And the mind starts to create the mental habit of “I ALWAYS need to brainstorm ways to avoid being attacked, how im going to react if im attacked, how can i avoid it, what im going to do in case people trigger that painful emotion, what im going to do in case they leave me out of nowhere, etc.”

At first it was just your parents, but then that protection mechanism that started to protect you from your parents now gets extended in the category of “people who you think you can be safe with”

So now you’re enjoying some time with your friends, but your mind immediately reminds you “hey you’re relaxing here, but did you forget that last time that you thought you were safe and you were relaxing these people left you out of nowhere?”

So the mind immediately reminds you, on a more or less unconscious level: relaxing & enjoying yourself = imminent danger

So the mind goes to work, pulls you out of the present moment, and starts brainstorming ways in which you’re going to react in case people leave you, in case they attack you, how you’re going to handle those painful feelings after they leave you, what will you do when you are alone, in case this in case that

And this is how a seemingly pleasurable experience externally quickly becomes the perfect setup for a small hell internally

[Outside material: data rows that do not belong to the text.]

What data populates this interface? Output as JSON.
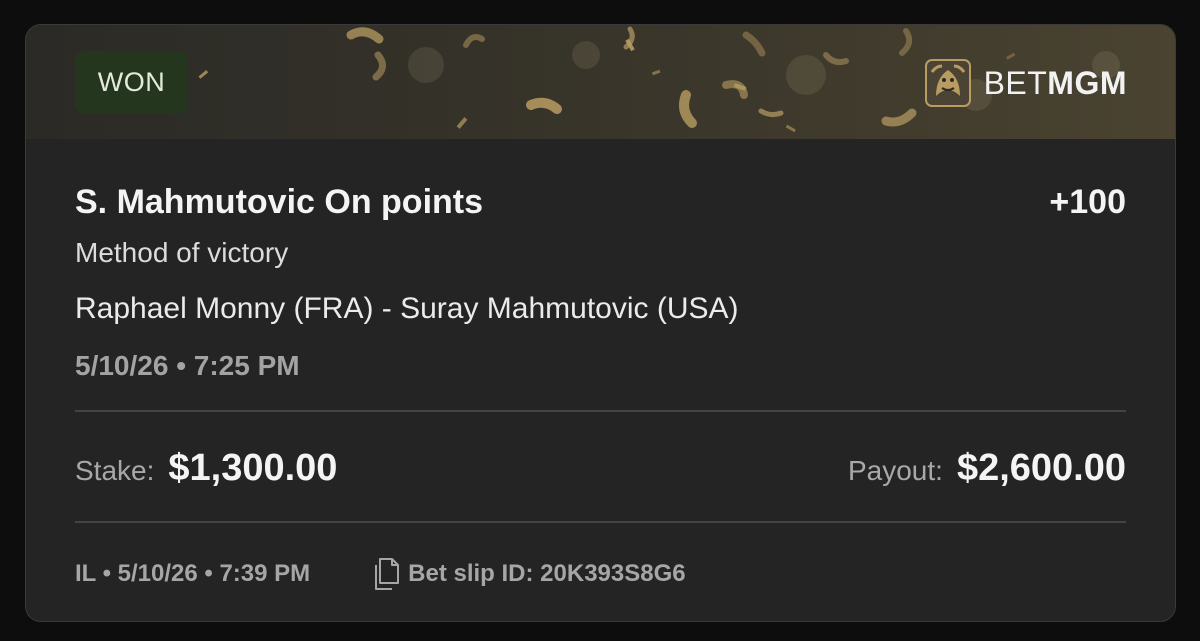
{
  "status": {
    "label": "WON",
    "color": "#24361d"
  },
  "brand": {
    "bet": "BET",
    "mgm": "MGM",
    "logo_icon": "lion-logo-icon"
  },
  "bet": {
    "selection": "S. Mahmutovic On points",
    "odds": "+100",
    "market": "Method of victory",
    "event": "Raphael Monny (FRA) - Suray Mahmutovic (USA)",
    "event_time": "5/10/26 • 7:25 PM"
  },
  "amounts": {
    "stake_label": "Stake:",
    "stake_value": "$1,300.00",
    "payout_label": "Payout:",
    "payout_value": "$2,600.00"
  },
  "footer": {
    "placed": "IL • 5/10/26 • 7:39 PM",
    "slip_icon": "copy-icon",
    "slip_text": "Bet slip ID: 20K393S8G6"
  },
  "colors": {
    "accent_gold": "#b89c62",
    "card_bg": "#242424"
  }
}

So the mind extends and generalizes the protection until it covers every possible aspect and detail of your life and the different mental categories and it goes from the more specific categories to the more general ones:

  • people who raised you, then
  • people who are close to you, then
  • partners, then
  • people you think you can be safe with, then
  • any situation where you’re having fun and enjoying yourself
  • people, everyone, 24/7


    This mental habit of “scanning for threats and who’s going to attack me” remains and 30 years later, you are a parent, but the pattern is still there

    Not only does it remain, but it gets STRENGTHENED every time someone hurts, leaves, rejects, abandons, attacks you and so this belief that “someone is about to attack me” attracts more and more proof, emotions, and it gets bigger and it becomes more pervasive in your every day life

    So how do you stop this? I have two tips for you, one for how to prevent, and one for how to ‘fix’

    ✅ HOW TO PREVENT IN THE FUTURE: refuse to generalize. If you break up with someone, dont say “Im never going to be in a relationship again!” or “I hate people! Fuck everyone! I dont want to feel anything for anyone!” or generalizations of that nature.

    The mind listens very carefully to your cries for help, but if you generalize, the protection the mind comes up with very quickly ends up becoming the new problem.

    Be VERY careful with generalizing and dont give the mind the opportunity to form beliefs that are going to last and limit you for a lifetime, and from what? From a few experiences

    The mind likes to escalate protections to cover more and more “territory of protection” but you have to consciously refuse to do that and to say to your mind “I’d rather feel this pain now and for how long i need to without protection, than protect myself from it and then having to deal with the protection of the pain which now has become the new problem which is going to be more painful and pervasive than this pain”

    ✅ HOW TO FIX NOW: refuse to brainstorm ways in which you’re going to react. Of course there’s an emotional aspect to this as well, but you can start from here to calm your mind

    You need to consciously refuse to brainstorm ways such as “how am i going to react when that person triggers that painful emotion” “how am i going to react when that person is going to say that hurtful thing and how can i avoid it before it happens”

    Refuse to find, overthink and brainstorm ways in which you’re going to react when this and that happens and re-center yourself in the present NO MATTER how seductive and emotional those thoughts are, refuse to explore them

    Hope this helps and creates more freedom in you 💕

    Let me know in the comments below how i can further help you or book a discovery call with me here if you want to work with me and how to overcome dissociation, overthinking, self-doubt and feel calm, confident and present

    Giuseppe Tavella, DPDR & Dissociation Specialist